– [Bug 26064](https://bugzilla.xamarin.com/show_bug.cgi?id=26064) – ListView, ImageCell and disabled source cache and same image url leads to degraded performance
– [Bug 26121](https://bugzilla.xamarin.com/show_bug.cgi?id=26121) – Android ListView.ScrollTo doesn’t work when ListView inside TabbedPage
– [Bug 26501](https://bugzilla.xamarin.com/show_bug.cgi?id=26501) – Context Actions cause views to be hidden on iOS after re-use
– [Bug 23585](https://bugzilla.xamarin.com/show_bug.cgi?id=23585) – [Android] ListView not updated when ObservableCollection is modified

## Other Fixes ##

– [Core] CarouselPage now has more informative error when used without Children
– [Android] BoldItalic text now works as expected
– [Android] HeaderCells no longer tapable in TableView
– [Android] Fix NullReferenceException when re-using ListView on second page
– [iOS] SearchBar cancel button hides if there is nothing to clear
– [iOS] EntryCell Completed event fires twice
– [iOS] Fix potential crash with Editor inside of a ScrollView
– [iOS] Fix potential crash when ScrollView is inside of ViewCell
– [iOS] Fix issue where ContextActions could end up out of order
– [WP] Keyboard action for search does not match other platforms
– [Xaml] Text as content property now properly trims whitespace
– [Xaml] Duplicate x:Name’s throw a more informative error now
– [Xaml] Better error on Type mismatch for

Update it asap and tell us if anything improved in your everyday Forms coding! 🙂

Wolfie Keyboard updates to! Chinese localization and more!!

Good morning 🙂
I am glad to annouce that my main Windows Phone app just picked up an update that bumps the version number to

Wolfie is the best free WolframAlpha client on the Windows Phone store, so far!

Download link:


Here is the full changelog:

* Added Simplified Chinese localization
* Minor bug fixes
* Added ADs support in order to help development (hope the small banner won't bother you much, I am going to implement a free way to remove it soon). More awesome features incoming, stay tuned! :)

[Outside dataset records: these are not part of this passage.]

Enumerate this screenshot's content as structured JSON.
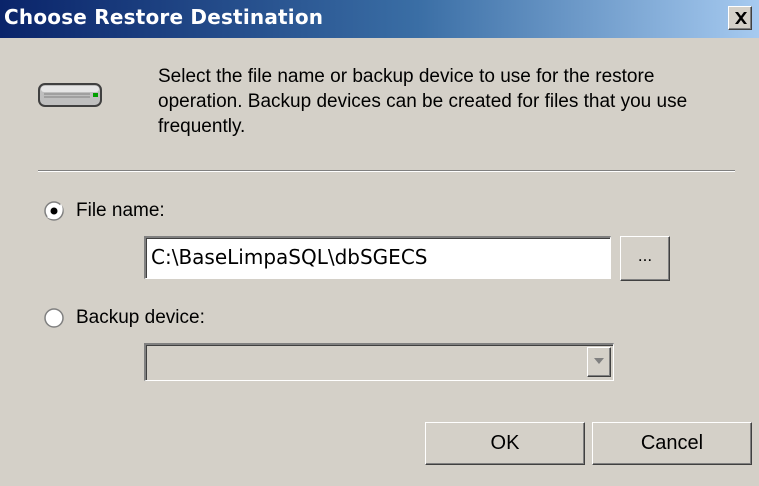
{
  "window": {
    "title": "Choose Restore Destination",
    "close_glyph": "×"
  },
  "intro": {
    "icon": "backup-device-icon",
    "text": "Select the file name or backup device to use for the restore operation.  Backup devices can be created for files that you use frequently."
  },
  "file_name": {
    "label": "File name:",
    "selected": true,
    "value": "C:\\BaseLimpaSQL\\dbSGECS",
    "browse_label": "..."
  },
  "backup_device": {
    "label": "Backup device:",
    "selected": false,
    "value": "",
    "enabled": false
  },
  "buttons": {
    "ok": "OK",
    "cancel": "Cancel"
  },
  "colors": {
    "dialog_face": "#d4d0c8",
    "title_gradient_start": "#0a246a",
    "title_gradient_end": "#a6caf0"
  }
}
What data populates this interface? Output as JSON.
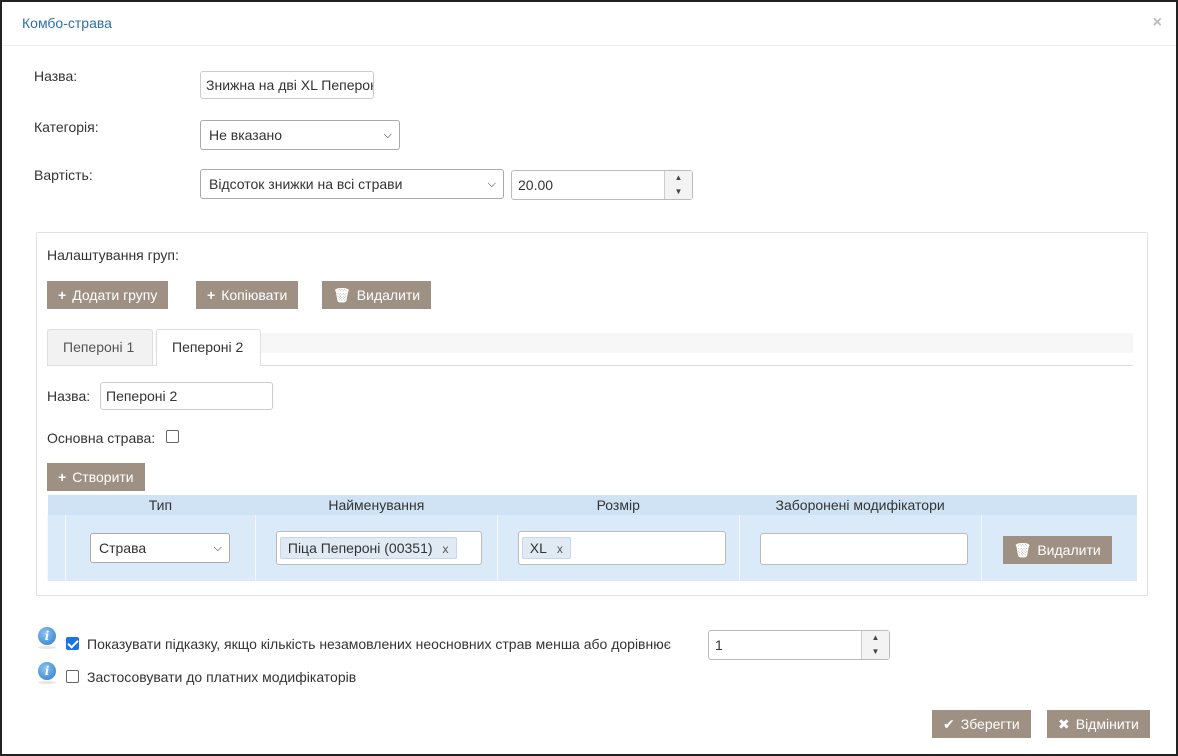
{
  "dialog": {
    "title": "Комбо-страва",
    "close": "×"
  },
  "form": {
    "name_label": "Назва:",
    "name_value": "Знижна на дві XL Пепероні",
    "category_label": "Категорія:",
    "category_value": "Не вказано",
    "cost_label": "Вартість:",
    "cost_type_value": "Відсоток знижки на всі страви",
    "cost_amount": "20.00"
  },
  "groups": {
    "heading": "Налаштування груп:",
    "add_label": "Додати групу",
    "copy_label": "Копіювати",
    "delete_label": "Видалити",
    "tabs": [
      {
        "label": "Пепероні 1",
        "active": false
      },
      {
        "label": "Пепероні 2",
        "active": true
      }
    ],
    "group_name_label": "Назва:",
    "group_name_value": "Пепероні 2",
    "main_dish_label": "Основна страва:",
    "main_dish_checked": false,
    "create_label": "Створити",
    "table": {
      "headers": [
        "Тип",
        "Найменування",
        "Розмір",
        "Заборонені модифікатори"
      ],
      "rows": [
        {
          "type": "Страва",
          "name_tag": "Піца Пепероні (00351)",
          "size_tag": "XL",
          "forbidden": "",
          "delete_label": "Видалити"
        }
      ]
    }
  },
  "options": {
    "hint_label": "Показувати підказку, якщо кількість незамовлених неосновних страв менша або дорівнює",
    "hint_checked": true,
    "hint_value": "1",
    "paid_mod_label": "Застосовувати до платних модифікаторів",
    "paid_mod_checked": false
  },
  "footer": {
    "save_label": "Зберегти",
    "cancel_label": "Відмінити"
  },
  "colors": {
    "title": "#2f6fa7",
    "button_bg": "#9e9184",
    "table_header": "#cfe3f5",
    "table_row": "#dbeaf8",
    "checkbox_checked": "#1b73e8"
  }
}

And the reddit discussion link:


Have a nice day, and update it asap! 😀